**Material provided:**
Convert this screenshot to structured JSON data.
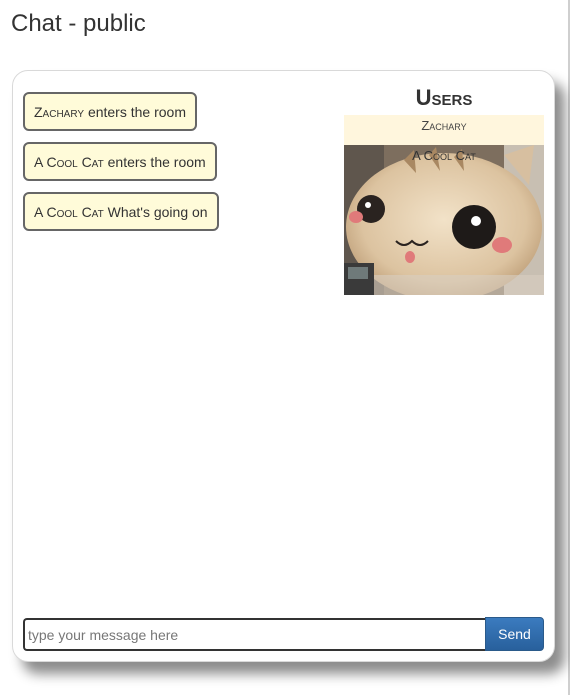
{
  "page": {
    "title": "Chat - public"
  },
  "messages": [
    {
      "user": "Zachary",
      "text": "enters the room"
    },
    {
      "user": "A Cool Cat",
      "text": "enters the room"
    },
    {
      "user": "A Cool Cat",
      "text": "What's going on"
    }
  ],
  "users": {
    "title": "Users",
    "list": [
      {
        "name": "Zachary",
        "avatar": null
      },
      {
        "name": "A Cool Cat",
        "avatar": "plush-cat-photo"
      }
    ]
  },
  "composer": {
    "placeholder": "type your message here",
    "send_label": "Send"
  },
  "colors": {
    "message_bg": "#fffbd9",
    "user_row_bg": "#fff6dd",
    "send_button": "#3071a9"
  }
}
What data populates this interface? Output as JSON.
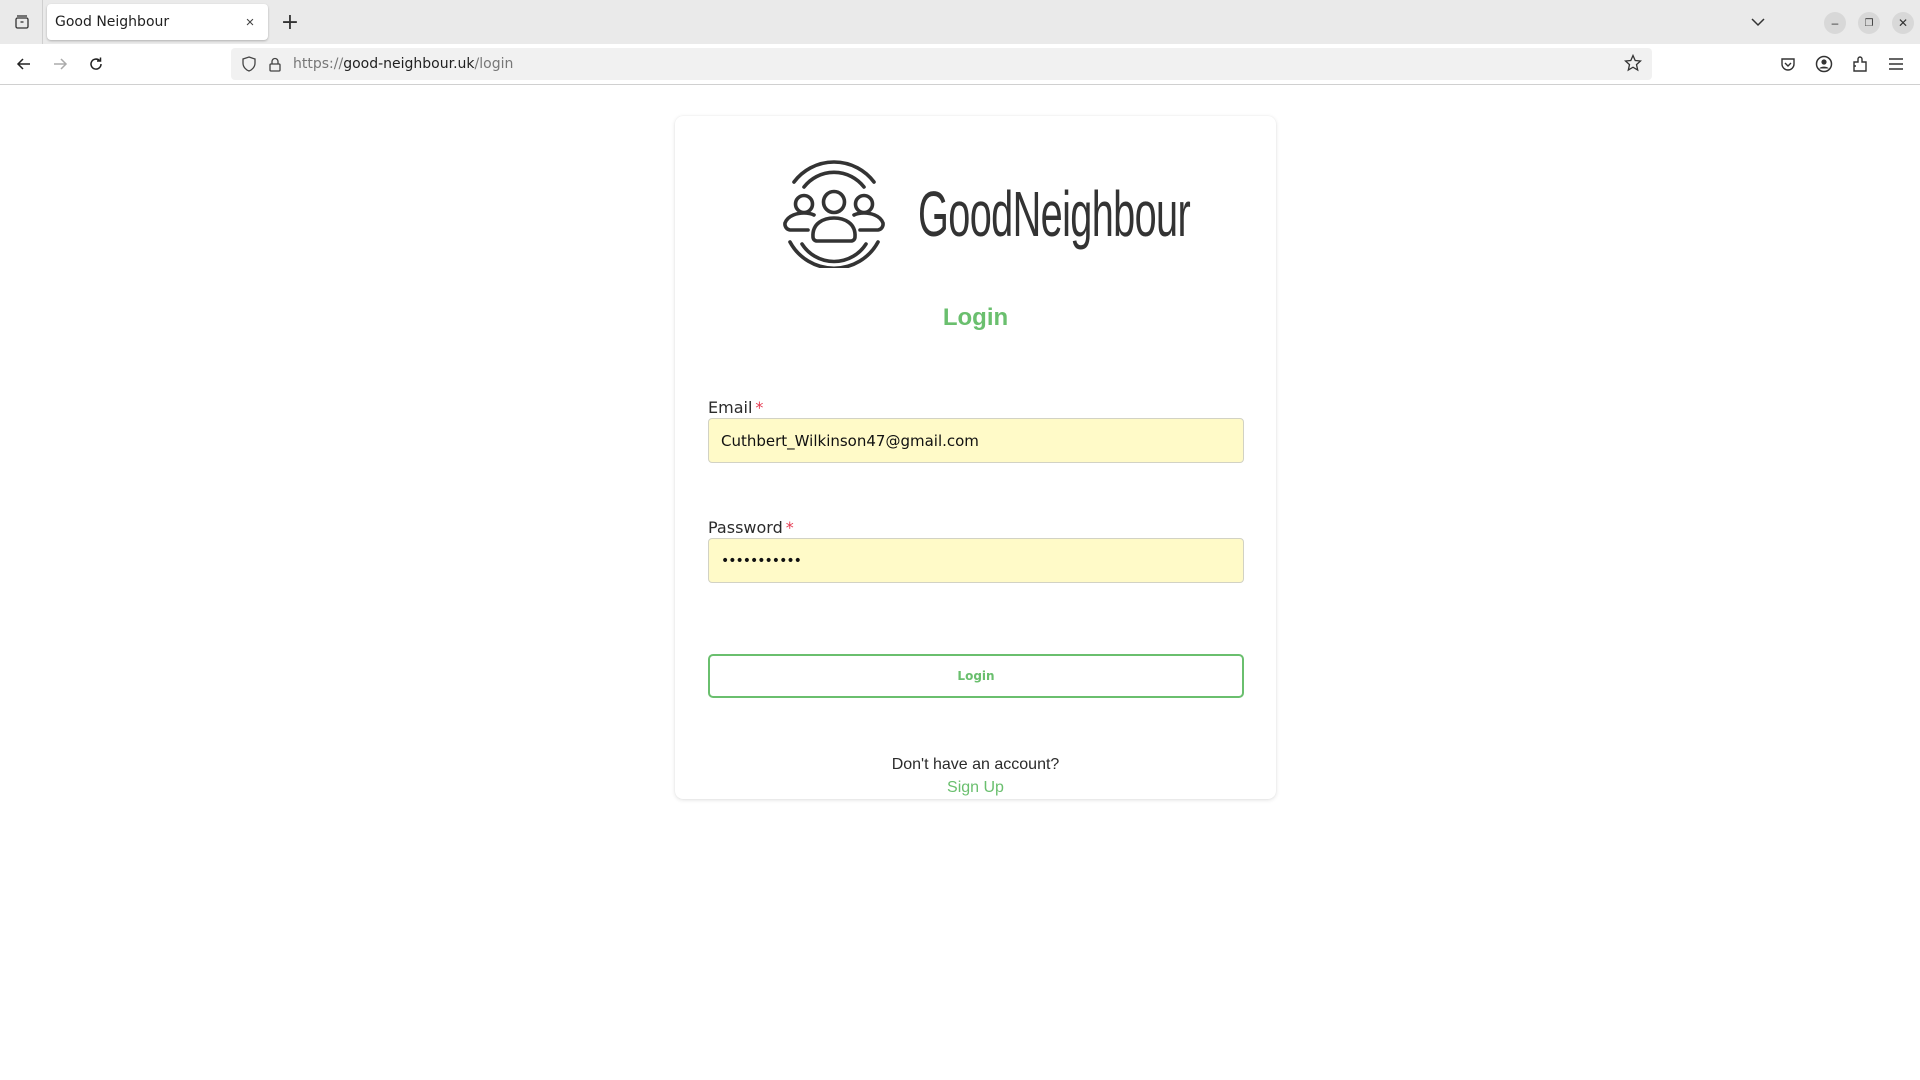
{
  "browser": {
    "tab": {
      "title": "Good Neighbour",
      "close_symbol": "×"
    },
    "new_tab_symbol": "+",
    "url": {
      "scheme": "https://",
      "host": "good-neighbour.uk",
      "path": "/login"
    },
    "icons": {
      "tab_list": "tab-list-icon",
      "back": "back-arrow-icon",
      "forward": "forward-arrow-icon",
      "reload": "reload-icon",
      "shield": "tracking-protection-shield-icon",
      "lock": "lock-icon",
      "bookmark": "star-icon",
      "pocket": "pocket-icon",
      "account": "account-icon",
      "extensions": "extensions-icon",
      "menu": "hamburger-menu-icon"
    },
    "window_controls": {
      "minimize": "–",
      "restore": "❐",
      "close": "✕"
    }
  },
  "login_card": {
    "brand_name": "GoodNeighbour",
    "heading": "Login",
    "email": {
      "label": "Email",
      "required_marker": "*",
      "value": "Cuthbert_Wilkinson47@gmail.com"
    },
    "password": {
      "label": "Password",
      "required_marker": "*",
      "value": "•••••••••••"
    },
    "submit_label": "Login",
    "signup_prompt": "Don't have an account?",
    "signup_link": "Sign Up"
  },
  "colors": {
    "accent_green": "#6abf6e",
    "autofill_yellow": "#fffac8",
    "required_red": "#e53950"
  }
}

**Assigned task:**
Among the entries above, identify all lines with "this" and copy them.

**Completed exercise:**
Convert this screenshot to structured JSON data.
What data populates this interface? Output as JSON.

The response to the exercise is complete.